Job hunting skills are rarely taught

For the majority of clients I’ve worked with, job hunting wasn’t covered in their K-12 or university coursework. If it was, the lessons were basic and outdated. There’s so much more to know than just putting together a spell-check résumé and hoping it lands on exactly the right hiring manager’s desk– but that’s all most of us are ever taught, if that at all.

I was lucky to have a few great professors at Kent State who did spend time helping us with interview etiquette and résumé writing– but there’s no replacement for one-on-one coaching, role playing and being tuned into amazing technology available to job seekers.

Unfortunately universities are happy to turn out well-educated, informed students– but often fall short in the step of giving them the skills to actually win the job offer.

Looking for work has evolved in the past 5, 15 and 50 years– immensely

Because I primarily work with younger, entry-level job seekers, I run into advice given to them by professors and parents. Some of it is wonderful guidance, given from years of experience and wisdom mixed with up-to-date knowledge. Sometimes, it is advice that should’ve been left behind during the Carter presidency.

And it’s no fault or bad intentions of these parents or professors, however, the job market has shifted greatly– and along with it, so has technology, techniques and etiquette. It simply doesn’t make sense to type out a cover letter for a UX role at a cool startup, drop off the application in person and then show up to the interview in a suit and tie. Nor does it make sense to only rely on job posting boards when half of all job openings aren’t even advertised.

It’s a career coach’s job to stay up to date with new technology, new platforms and new ideas. I stay in touch with multiple recruiters, listen to their feedback and candidate stories to see what’s fresh. I read blogs, follow folks on Twitter and strategize new ways and methods of helping my clients. It’s my job to dispel myths and help job seekers use what’s current for 2017 to nail that interview or negotiate their salary.

Changing jobs is inherently stressful

There’s a reason why the top 43 most stressful life events on the Holmes-Rahe Stress scale are littered with events surrounding work and employment. Even if the job search is warranted and wanted, uncertainty around change can be difficult to manage. If the job search is unexpected or unwanted it’s even more difficult as our finances– and ego– take a hit.

I worked with a client recently who’d been unemployed for months. He’d applied to dozens of jobs in the past few days. He felt he was doing everything he could to market his valuable skills– and yet he rarely received an interview. Understandably he felt depressed and hopeless.

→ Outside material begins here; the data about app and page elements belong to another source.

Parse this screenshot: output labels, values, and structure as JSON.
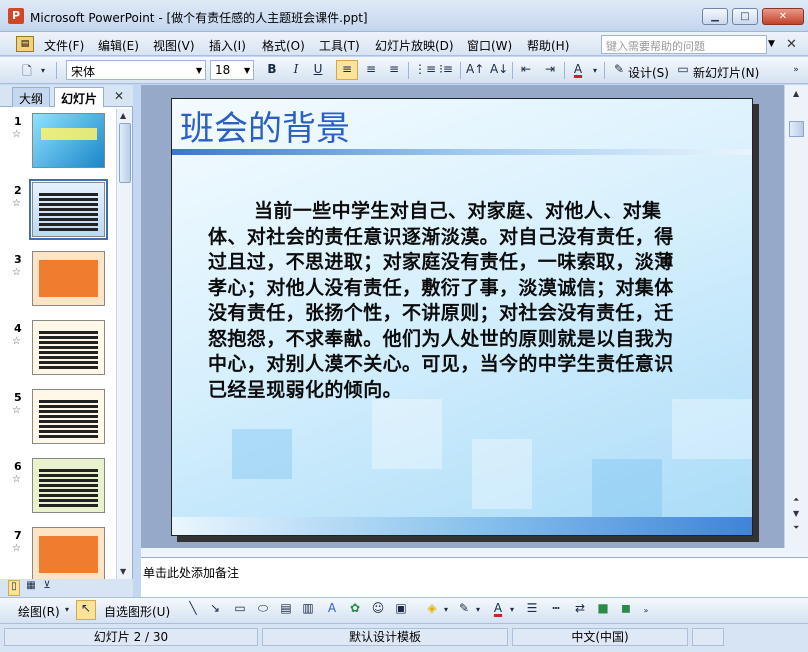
{
  "window": {
    "title": "Microsoft PowerPoint - [做个有责任感的人主题班会课件.ppt]"
  },
  "menu": {
    "items": [
      "文件(F)",
      "编辑(E)",
      "视图(V)",
      "插入(I)",
      "格式(O)",
      "工具(T)",
      "幻灯片放映(D)",
      "窗口(W)",
      "帮助(H)"
    ],
    "help_placeholder": "键入需要帮助的问题"
  },
  "toolbar": {
    "font_name": "宋体",
    "font_size": "18",
    "design_label": "设计(S)",
    "new_slide_label": "新幻灯片(N)"
  },
  "pane": {
    "tabs": [
      "大纲",
      "幻灯片"
    ],
    "thumbnails": [
      {
        "num": "1",
        "style": "cyan"
      },
      {
        "num": "2",
        "style": "blue",
        "selected": true
      },
      {
        "num": "3",
        "style": "orange"
      },
      {
        "num": "4",
        "style": "cream"
      },
      {
        "num": "5",
        "style": "cream"
      },
      {
        "num": "6",
        "style": "green"
      },
      {
        "num": "7",
        "style": "orange"
      }
    ]
  },
  "slide": {
    "title": "班会的背景",
    "body": "当前一些中学生对自己、对家庭、对他人、对集体、对社会的责任意识逐渐淡漠。对自己没有责任，得过且过，不思进取；对家庭没有责任，一味索取，淡薄孝心；对他人没有责任，敷衍了事，淡漠诚信；对集体没有责任，张扬个性，不讲原则；对社会没有责任，迁怒抱怨，不求奉献。他们为人处世的原则就是以自我为中心，对别人漠不关心。可见，当今的中学生责任意识已经呈现弱化的倾向。"
  },
  "notes": {
    "placeholder": "单击此处添加备注"
  },
  "drawing": {
    "draw_label": "绘图(R)",
    "autoshape_label": "自选图形(U)"
  },
  "status": {
    "slide_indicator": "幻灯片 2 / 30",
    "design_template": "默认设计模板",
    "language": "中文(中国)"
  },
  "colors": {
    "accent": "#2b5fc4",
    "title_bar": "#c4d6ee"
  }
}
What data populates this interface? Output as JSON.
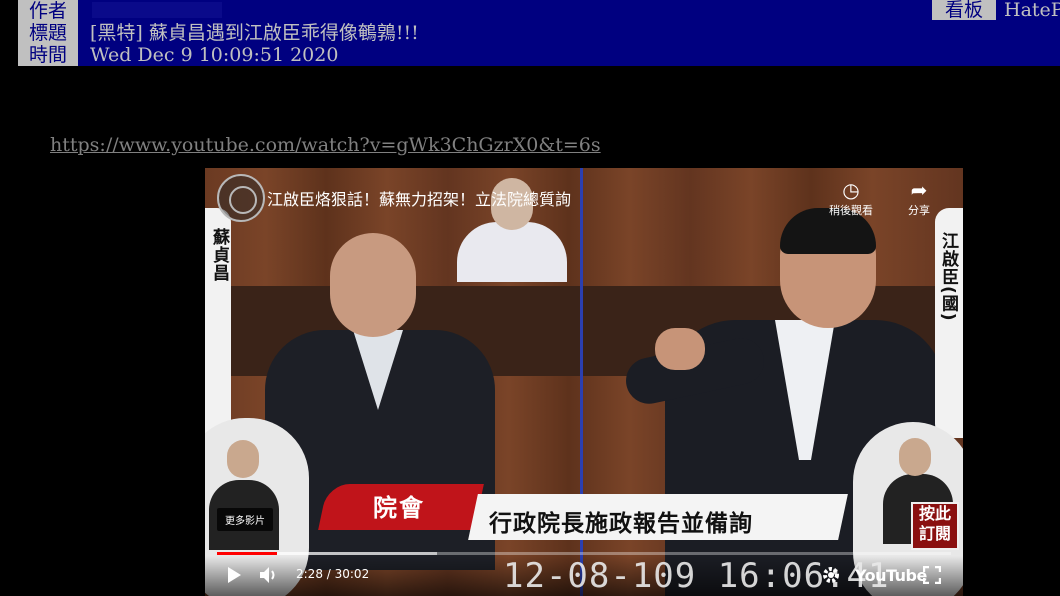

From our hour long call, we discussed new strategies for attacking his job hunt more effectively, but I also spent time boosting his confidence about his qualifications and how his perseverance will pay off. Job hunting can be lonely– but it doesn’t have to be.

Work– and the time we spend at work– is important

Assuming we work full-time from ages 22 to 65, we’re spending 43 years of our lives working.

If we’re working 49 weeks of those 43 years at an average of 47 hours per week, we’re spending 99,029 hours doing something we should enjoy or, at the very least, find acceptable. It’s no wonder that as Millenials take up more and more of the labor market we’re asking for better work/life balance and work that matters.

If you’ve just graduated college, are navigating your first jobs after graduation or are looking to transition from your current role, I’d love to set up a time for us to chat. If you don’t know where to start on your job search, this is the perfect jumping off point, starting with an always 100% free consultation to understand where you are and where you want to go.

Let’s chat soon.

 

Photo credit to Marc Mueller.